   I don’t know about that, but I do know that he can tell a story. In 'Son of Angela', he tells many stories all related to the main, some humorous, some heart-breaking.
   Over the years, from a young age, he could be found in the early hours of the morning writing in a journal, or on a writing pad. Stories about events of the day, events of his life, and stories that happened in his mind at a rate almost too swiftly to copy.
  In attacks of self-deprecation and low esteem, all these stories found their way to a fire, and disappeared back into the ethers from whence they came.

   With the help of a Gnome, 'Son of Angela' has escaped the fire. It is now at your mercy.
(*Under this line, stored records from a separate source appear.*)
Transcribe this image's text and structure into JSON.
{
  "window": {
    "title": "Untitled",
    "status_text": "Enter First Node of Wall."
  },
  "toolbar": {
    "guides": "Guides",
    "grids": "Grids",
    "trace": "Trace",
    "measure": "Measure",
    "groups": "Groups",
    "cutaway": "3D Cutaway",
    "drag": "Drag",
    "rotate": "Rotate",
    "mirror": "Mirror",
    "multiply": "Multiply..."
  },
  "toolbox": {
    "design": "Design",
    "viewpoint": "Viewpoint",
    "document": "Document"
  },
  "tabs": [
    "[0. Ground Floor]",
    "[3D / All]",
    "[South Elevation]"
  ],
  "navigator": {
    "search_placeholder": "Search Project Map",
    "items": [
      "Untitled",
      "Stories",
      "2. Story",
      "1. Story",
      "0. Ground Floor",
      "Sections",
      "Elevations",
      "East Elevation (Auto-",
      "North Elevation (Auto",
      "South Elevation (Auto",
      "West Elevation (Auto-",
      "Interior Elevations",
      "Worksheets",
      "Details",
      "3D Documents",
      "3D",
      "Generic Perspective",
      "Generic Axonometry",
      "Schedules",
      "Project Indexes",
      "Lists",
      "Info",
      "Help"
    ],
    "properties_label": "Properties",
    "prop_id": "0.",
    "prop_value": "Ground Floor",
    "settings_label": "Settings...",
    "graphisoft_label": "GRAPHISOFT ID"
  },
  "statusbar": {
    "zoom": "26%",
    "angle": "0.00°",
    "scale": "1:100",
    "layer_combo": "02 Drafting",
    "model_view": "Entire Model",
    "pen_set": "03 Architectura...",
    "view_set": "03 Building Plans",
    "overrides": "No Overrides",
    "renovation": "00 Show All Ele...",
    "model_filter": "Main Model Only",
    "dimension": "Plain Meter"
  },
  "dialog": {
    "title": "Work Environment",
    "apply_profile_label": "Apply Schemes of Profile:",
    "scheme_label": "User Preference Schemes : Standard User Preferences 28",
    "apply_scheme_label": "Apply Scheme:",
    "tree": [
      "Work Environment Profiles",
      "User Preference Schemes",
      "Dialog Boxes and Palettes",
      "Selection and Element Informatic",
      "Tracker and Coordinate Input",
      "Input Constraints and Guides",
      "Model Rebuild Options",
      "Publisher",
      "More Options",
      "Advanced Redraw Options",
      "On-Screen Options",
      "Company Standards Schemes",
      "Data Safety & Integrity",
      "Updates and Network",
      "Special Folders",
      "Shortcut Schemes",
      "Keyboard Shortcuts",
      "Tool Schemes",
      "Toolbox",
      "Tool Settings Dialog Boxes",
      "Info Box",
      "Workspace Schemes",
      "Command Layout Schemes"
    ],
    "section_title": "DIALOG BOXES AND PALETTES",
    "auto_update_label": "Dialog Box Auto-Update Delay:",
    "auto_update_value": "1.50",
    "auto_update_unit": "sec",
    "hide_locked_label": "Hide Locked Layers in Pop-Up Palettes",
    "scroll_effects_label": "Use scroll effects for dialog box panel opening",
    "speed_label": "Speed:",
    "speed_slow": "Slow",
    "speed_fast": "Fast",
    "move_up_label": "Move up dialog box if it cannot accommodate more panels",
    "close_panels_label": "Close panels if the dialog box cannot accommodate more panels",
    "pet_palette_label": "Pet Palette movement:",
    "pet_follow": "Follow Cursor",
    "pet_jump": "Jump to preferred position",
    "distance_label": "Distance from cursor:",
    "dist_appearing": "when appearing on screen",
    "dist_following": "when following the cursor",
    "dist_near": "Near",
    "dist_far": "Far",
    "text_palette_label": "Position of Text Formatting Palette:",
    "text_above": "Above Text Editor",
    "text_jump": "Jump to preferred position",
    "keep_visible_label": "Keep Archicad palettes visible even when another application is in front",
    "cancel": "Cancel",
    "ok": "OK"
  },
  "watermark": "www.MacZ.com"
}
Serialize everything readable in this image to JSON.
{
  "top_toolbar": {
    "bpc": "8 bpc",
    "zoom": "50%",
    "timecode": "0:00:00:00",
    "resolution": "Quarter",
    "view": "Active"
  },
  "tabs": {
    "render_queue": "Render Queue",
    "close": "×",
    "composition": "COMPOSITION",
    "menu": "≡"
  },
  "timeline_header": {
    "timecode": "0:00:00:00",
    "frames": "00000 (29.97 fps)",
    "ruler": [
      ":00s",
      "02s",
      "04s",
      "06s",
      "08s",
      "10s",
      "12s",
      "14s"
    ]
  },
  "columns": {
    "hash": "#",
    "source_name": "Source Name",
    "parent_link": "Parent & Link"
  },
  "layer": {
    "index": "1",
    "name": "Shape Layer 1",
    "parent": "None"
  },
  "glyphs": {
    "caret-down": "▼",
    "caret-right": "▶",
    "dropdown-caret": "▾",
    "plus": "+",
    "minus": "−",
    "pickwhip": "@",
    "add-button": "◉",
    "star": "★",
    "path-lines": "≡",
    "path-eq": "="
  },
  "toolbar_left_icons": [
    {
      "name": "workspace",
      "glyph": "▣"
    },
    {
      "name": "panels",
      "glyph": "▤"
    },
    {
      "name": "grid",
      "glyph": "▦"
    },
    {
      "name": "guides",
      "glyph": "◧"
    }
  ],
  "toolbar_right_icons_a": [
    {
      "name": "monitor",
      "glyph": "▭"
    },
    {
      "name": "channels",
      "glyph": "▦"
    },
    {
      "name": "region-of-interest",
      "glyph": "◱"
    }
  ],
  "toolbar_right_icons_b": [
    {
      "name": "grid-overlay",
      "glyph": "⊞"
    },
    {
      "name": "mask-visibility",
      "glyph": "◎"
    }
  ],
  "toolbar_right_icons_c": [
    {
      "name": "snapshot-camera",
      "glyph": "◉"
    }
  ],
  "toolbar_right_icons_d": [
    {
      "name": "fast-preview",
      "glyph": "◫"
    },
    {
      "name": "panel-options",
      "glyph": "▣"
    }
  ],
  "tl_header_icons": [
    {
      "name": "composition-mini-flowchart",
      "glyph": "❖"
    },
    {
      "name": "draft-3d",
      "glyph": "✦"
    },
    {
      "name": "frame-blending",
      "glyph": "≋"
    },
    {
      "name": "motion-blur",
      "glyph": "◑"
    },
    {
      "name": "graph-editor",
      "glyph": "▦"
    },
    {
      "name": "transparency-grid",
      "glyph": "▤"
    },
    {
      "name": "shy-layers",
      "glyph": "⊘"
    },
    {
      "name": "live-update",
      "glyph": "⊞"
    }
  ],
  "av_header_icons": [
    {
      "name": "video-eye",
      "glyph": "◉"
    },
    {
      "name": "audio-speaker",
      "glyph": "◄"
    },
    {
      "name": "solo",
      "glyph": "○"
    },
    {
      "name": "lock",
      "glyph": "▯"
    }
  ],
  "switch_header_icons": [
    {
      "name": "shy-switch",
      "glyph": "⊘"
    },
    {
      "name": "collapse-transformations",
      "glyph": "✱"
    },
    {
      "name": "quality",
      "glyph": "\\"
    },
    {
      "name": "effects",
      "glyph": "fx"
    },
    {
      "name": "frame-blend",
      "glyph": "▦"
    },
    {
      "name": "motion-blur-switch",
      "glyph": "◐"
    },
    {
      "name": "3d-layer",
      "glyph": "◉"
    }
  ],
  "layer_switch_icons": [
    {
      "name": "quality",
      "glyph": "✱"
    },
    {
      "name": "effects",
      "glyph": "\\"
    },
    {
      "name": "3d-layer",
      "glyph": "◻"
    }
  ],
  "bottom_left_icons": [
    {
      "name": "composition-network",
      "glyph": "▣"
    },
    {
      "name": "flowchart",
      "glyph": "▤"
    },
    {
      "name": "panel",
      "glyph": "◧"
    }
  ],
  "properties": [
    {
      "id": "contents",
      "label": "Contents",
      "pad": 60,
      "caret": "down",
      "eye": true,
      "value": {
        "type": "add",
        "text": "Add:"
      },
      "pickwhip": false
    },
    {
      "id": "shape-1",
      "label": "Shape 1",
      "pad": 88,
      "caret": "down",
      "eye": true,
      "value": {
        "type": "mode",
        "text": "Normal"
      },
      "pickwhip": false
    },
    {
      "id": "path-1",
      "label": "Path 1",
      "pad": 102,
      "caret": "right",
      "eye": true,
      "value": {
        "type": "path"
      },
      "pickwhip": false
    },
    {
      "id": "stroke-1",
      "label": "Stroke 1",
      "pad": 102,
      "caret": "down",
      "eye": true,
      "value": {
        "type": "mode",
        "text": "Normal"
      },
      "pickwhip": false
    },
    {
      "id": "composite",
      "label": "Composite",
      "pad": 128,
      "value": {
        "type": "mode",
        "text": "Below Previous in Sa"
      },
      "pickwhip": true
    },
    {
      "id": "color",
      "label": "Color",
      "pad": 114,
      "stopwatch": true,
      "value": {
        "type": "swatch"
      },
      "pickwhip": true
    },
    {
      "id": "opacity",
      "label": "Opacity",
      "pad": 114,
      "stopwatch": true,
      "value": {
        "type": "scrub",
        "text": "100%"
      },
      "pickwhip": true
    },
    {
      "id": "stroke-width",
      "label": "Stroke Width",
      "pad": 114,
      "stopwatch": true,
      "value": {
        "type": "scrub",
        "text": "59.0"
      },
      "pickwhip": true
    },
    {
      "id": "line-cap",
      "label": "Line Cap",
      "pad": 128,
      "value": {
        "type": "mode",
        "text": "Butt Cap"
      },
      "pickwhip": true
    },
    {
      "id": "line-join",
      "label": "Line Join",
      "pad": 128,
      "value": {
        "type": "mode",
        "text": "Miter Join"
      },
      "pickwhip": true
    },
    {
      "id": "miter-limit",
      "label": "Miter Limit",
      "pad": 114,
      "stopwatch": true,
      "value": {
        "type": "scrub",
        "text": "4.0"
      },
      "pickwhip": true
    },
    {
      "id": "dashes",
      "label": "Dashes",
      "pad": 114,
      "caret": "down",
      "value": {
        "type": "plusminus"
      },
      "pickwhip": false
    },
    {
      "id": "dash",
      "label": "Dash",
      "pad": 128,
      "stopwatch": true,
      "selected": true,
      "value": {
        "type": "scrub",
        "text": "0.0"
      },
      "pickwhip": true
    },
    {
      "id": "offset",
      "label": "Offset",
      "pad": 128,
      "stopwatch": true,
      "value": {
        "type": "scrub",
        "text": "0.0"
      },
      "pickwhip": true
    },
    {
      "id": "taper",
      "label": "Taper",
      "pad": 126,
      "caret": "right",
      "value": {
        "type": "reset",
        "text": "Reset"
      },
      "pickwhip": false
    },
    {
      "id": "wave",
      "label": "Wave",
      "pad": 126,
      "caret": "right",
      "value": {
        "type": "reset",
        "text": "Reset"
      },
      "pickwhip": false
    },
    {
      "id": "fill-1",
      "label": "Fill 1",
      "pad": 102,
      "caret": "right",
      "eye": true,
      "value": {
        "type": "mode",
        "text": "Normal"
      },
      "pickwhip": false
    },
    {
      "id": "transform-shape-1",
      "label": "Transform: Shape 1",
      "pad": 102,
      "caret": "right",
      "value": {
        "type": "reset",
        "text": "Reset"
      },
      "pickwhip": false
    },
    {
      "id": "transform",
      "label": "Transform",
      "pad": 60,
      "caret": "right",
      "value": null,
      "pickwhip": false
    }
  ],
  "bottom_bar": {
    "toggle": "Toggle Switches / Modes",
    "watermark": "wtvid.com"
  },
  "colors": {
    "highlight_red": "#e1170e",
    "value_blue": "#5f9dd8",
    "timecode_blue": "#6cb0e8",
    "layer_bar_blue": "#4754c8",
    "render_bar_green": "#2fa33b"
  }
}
Growing up as a Catholic in a rural area in Australia in the 1950s, starting First Grade at the local Catholic School was more than just the beginning of formal education. It was above all an initiation into a vast parallel culture.

   

A memoir of a family of that era in rural Australia, seen through the lens of a boy’s religious conscience.

  

There were sins that only Catholics could commit, like eating meat on Friday or missing Sunday Mass. But mostly the priests were there to pardon common failings of the flesh, which the timid liked to list under the general heading of “impure” thoughts, desires, and action.

  

Catholicism encompassed dating, mating, and football playing within an ambient world of symbolism, that defined reality for all who lived in its embrace.